Exercise requirements
What number of lines in the entries below include the string "title"? Respond with that number alone.

Items from an interface collection:
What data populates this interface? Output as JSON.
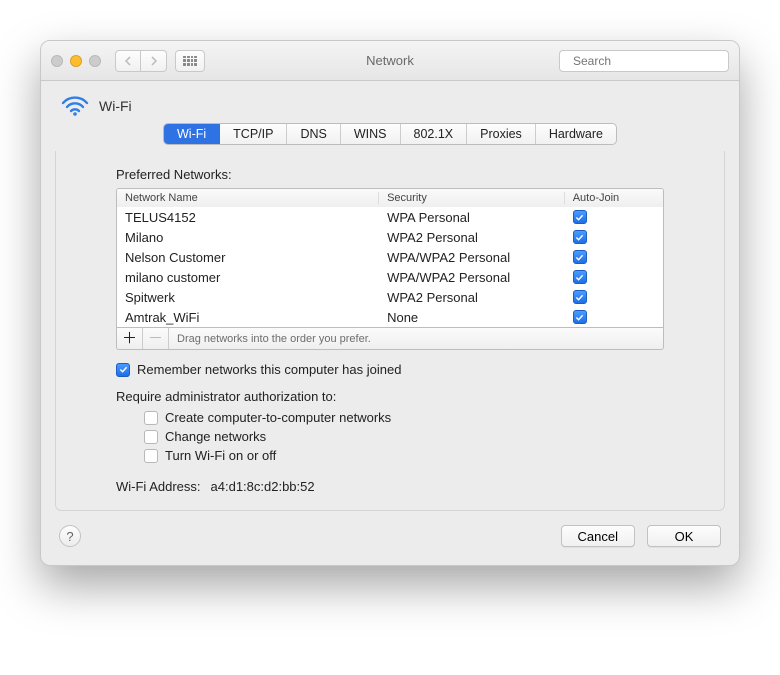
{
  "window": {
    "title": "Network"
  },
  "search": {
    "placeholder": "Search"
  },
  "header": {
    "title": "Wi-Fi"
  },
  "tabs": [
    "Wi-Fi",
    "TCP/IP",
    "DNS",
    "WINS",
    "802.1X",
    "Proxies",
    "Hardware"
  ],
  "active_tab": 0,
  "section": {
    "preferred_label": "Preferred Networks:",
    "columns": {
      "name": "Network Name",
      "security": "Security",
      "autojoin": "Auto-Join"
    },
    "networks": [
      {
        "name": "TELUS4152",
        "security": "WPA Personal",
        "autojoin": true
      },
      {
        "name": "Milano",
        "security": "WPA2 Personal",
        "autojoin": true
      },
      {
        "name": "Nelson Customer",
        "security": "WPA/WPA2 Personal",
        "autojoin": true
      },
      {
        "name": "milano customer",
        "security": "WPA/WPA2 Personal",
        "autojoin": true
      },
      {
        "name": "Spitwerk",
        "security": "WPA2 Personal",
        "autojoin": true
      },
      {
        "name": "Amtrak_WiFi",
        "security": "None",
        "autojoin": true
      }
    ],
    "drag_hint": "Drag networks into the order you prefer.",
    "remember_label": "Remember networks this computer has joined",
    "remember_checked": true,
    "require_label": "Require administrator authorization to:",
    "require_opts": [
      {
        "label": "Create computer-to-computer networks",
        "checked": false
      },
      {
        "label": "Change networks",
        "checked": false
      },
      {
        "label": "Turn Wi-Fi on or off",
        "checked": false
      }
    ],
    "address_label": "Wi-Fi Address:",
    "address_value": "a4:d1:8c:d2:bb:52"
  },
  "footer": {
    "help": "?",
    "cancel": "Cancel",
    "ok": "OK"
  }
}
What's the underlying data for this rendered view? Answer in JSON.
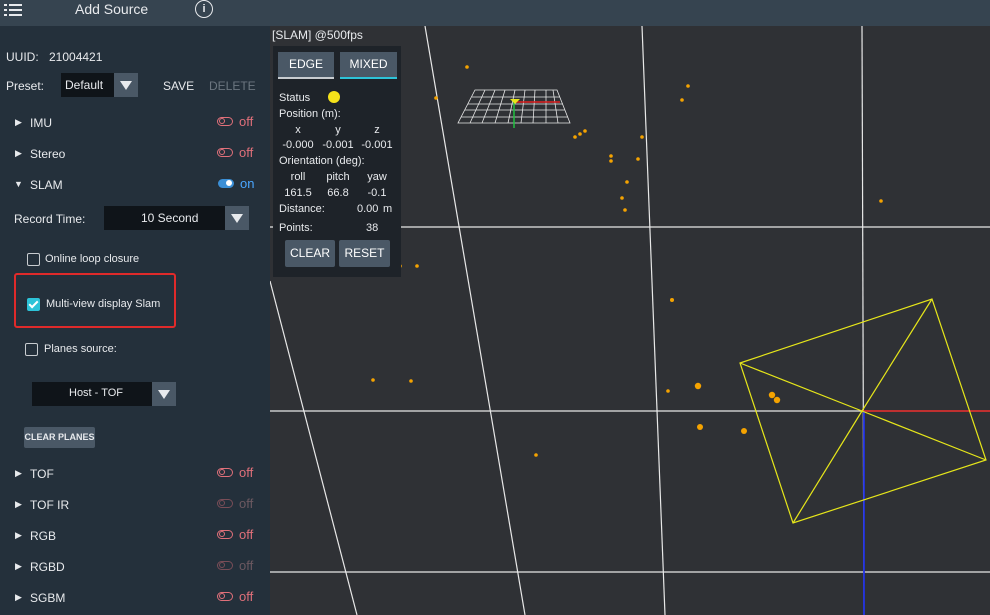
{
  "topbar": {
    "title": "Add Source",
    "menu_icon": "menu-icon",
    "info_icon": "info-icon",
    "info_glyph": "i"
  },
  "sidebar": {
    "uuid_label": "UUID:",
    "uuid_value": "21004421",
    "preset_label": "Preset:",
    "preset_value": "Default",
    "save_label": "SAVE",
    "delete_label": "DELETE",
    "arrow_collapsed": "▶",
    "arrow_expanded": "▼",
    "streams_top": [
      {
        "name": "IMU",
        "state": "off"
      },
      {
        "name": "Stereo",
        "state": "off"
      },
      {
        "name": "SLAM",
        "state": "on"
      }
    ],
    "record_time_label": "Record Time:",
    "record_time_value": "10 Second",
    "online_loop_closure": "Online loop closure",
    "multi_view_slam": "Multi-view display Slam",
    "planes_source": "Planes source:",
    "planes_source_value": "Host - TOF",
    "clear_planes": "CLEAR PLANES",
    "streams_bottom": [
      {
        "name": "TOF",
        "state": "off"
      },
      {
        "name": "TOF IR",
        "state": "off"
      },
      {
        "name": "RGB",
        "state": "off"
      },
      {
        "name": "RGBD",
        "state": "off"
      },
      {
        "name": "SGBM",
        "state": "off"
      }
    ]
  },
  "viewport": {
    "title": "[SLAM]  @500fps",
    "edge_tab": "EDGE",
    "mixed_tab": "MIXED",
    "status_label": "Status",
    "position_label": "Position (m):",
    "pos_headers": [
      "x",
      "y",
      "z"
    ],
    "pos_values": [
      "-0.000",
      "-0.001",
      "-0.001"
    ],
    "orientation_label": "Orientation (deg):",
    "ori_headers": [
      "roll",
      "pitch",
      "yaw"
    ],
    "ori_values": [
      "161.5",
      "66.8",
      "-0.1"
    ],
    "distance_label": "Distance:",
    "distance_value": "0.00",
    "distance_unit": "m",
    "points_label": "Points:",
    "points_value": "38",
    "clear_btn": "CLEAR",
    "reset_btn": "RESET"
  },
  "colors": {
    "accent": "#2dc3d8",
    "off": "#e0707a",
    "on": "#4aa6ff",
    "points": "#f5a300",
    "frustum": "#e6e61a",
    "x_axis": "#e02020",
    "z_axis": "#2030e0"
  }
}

Solved exercise
4